Although taste and smell are important, so is sound. And I caught the wine “chefs” listening to the fizz, which I started to do as well. So next time someone says, “Raise a glass!”, don’t be afraid to hold it up to your ear. Expect some funny looks, though…
Like the cobwebs in the Cognac caves, the dust protects the Champagne, as well as the darkness from being stored underground. And Veuve Clicquot has 24 kilometers (15 miles) of underground tunnels. The oldest bottles down there date back to 1904, but when I asked how many bottles are stored there, they just shrugged and said that no one quite knows.
Another reason women rock, and always have, was that Madame Clicquot also invented the riddling rack, a way to disgorge the yeasty mass that collects in the neck of the bottle if held upside down. She had someone cut some holes in her own dining room table to try it out. And now all Champagne is riddled. (The French even have a word for the person who does it, a remeur.) However nowadays it’s done by machine.

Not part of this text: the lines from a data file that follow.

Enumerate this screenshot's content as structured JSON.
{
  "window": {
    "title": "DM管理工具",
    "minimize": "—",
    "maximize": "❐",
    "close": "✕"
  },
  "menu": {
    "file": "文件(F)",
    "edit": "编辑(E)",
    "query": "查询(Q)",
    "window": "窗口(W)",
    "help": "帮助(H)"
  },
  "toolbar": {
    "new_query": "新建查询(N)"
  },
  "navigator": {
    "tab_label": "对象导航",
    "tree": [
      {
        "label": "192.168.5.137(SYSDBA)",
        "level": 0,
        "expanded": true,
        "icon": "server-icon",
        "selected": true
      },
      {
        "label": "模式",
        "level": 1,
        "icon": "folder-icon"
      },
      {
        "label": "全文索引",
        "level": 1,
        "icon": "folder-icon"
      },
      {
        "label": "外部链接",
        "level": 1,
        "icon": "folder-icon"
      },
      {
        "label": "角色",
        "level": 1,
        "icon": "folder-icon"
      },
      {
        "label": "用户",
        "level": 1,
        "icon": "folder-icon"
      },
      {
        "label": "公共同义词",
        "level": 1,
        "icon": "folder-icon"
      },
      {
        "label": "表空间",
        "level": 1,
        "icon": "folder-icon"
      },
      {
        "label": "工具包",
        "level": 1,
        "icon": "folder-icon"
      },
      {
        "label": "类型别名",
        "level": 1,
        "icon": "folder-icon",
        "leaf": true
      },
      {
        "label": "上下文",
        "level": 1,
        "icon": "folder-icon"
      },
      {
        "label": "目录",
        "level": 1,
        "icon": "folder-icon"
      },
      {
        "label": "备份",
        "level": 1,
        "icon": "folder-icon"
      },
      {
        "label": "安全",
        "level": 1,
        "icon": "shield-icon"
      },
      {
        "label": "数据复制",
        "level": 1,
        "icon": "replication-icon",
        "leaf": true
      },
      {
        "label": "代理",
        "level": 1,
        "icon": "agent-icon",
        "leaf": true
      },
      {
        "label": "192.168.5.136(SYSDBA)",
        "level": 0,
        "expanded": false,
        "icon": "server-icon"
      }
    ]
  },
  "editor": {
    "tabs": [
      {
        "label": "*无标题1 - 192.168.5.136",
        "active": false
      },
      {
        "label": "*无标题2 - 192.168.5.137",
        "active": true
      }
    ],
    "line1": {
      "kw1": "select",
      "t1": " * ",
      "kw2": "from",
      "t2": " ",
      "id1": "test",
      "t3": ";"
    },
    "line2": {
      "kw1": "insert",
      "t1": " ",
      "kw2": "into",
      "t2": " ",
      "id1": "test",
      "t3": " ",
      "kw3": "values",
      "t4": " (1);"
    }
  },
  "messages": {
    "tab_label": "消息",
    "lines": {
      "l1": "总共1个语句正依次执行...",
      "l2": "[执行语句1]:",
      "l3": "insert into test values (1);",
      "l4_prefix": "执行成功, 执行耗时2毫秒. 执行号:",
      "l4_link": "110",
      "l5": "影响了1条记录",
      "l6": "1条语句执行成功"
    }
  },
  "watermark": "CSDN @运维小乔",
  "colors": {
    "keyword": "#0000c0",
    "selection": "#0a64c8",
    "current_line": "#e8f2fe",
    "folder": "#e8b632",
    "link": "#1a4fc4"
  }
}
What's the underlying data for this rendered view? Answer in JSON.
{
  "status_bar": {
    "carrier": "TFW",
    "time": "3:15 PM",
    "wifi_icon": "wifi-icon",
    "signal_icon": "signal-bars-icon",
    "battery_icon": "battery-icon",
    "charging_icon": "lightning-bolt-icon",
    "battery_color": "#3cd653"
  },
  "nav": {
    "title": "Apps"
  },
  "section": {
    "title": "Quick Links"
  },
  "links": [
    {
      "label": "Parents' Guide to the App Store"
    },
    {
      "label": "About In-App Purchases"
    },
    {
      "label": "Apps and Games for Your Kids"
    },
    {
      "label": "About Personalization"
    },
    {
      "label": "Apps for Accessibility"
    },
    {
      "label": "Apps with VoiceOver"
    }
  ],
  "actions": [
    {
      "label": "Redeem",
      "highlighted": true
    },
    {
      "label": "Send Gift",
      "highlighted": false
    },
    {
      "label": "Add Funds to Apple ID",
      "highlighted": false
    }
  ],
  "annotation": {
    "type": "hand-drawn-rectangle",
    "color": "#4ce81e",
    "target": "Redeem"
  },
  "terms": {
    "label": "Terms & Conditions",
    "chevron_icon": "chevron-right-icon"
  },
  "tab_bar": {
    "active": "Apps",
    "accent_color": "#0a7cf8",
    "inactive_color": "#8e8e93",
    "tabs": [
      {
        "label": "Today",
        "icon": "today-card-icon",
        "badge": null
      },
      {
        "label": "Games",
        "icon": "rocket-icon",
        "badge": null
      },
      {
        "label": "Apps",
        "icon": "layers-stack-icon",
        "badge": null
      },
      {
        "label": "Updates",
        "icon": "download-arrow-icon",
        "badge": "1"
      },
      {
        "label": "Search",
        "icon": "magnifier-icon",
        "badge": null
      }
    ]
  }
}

Once the yeast is disgorged, a dosage is added back, to make up for the liquid that’s been riddled away. The dosage also contains some sugar, which is determined by the Champagne house; on the average, a liter of brut Champagne has between 9 to 12 (some go up to 14 or 15) grams, which is about 2 teaspoons of sugar per quart. Here at Clicquot, it’s between 9 and 10 grams.
But lest you think I spend my time lounging in marble bathtubs, guzzling Champagne, and filling out forms and spending weeks and weeks getting all the paperwork together and photocopying it only to have to redo it because you were given conflicting information, then having to wait in line for hours while staving people off who are trying to cut in front of me, to get it all stamped and signed, then having to go home and re-file it in one of my fourteen massive, bulging files of paperwork that I carefully need to keep organized and arranged by name, date, and size of paperclips used, I also need a little bit of history and culture.
So we took a tour of the soaring Reims Notre-Dame cathedral, which is even more spectacular than Notre-Dame in Paris. And it looks like history shows us that even some of the folks outside in the cold were feeling happy from a little Champagne, too. Although the poor fella seems to be feeling no pain and doesn’t even notice his hands are missing.
…which was a delicious slice of jellied ham, and was my favorite part of the meal.
I had to wave off dessert, but decided to make time – and room – for a quick, yes, Café Gourmand, the de rigeur workhorse of French desserts menus, with a few little bites of various treats, along with a cup of strong coffee.
Then we downed the last few sips of the Champagne, and headed back to Paris.
Note: This trip was hosted by Veuve Clicquot. The photograph of the sleep chamber was provided courtesy of Veuve Clicquot, because my camera lens was too dinky to get a good shot of it.